Aim of the exercise:
Where a line in the records holds "icon", count it once; return only the final number.

+++ Input data +++

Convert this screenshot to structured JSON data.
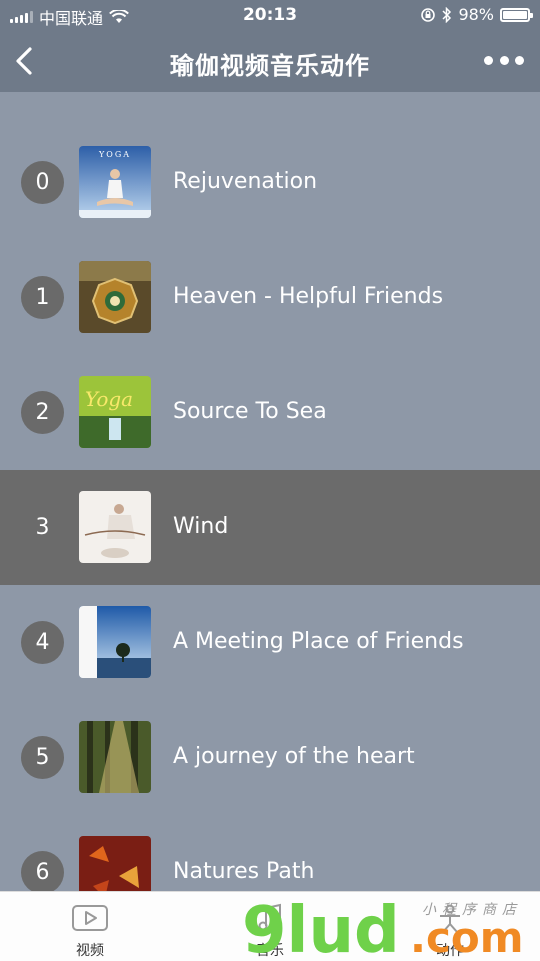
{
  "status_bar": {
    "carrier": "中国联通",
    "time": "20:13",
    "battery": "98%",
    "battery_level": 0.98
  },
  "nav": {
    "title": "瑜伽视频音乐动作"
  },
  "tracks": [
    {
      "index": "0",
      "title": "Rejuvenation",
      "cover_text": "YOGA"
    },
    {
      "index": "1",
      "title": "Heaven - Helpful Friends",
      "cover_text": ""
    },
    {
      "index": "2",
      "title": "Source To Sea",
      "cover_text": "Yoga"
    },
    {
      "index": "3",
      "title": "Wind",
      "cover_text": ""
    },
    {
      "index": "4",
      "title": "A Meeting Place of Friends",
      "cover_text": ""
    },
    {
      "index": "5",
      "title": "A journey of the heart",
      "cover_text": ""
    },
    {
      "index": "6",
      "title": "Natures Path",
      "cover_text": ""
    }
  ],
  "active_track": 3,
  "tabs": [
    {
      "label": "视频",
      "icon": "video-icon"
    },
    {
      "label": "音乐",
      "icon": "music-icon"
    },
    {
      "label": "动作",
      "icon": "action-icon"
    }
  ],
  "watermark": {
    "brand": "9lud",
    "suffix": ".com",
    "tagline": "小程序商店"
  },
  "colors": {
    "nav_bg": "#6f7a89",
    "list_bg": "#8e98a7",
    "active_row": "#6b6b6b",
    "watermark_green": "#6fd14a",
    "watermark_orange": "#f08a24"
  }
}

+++

The completed task:
3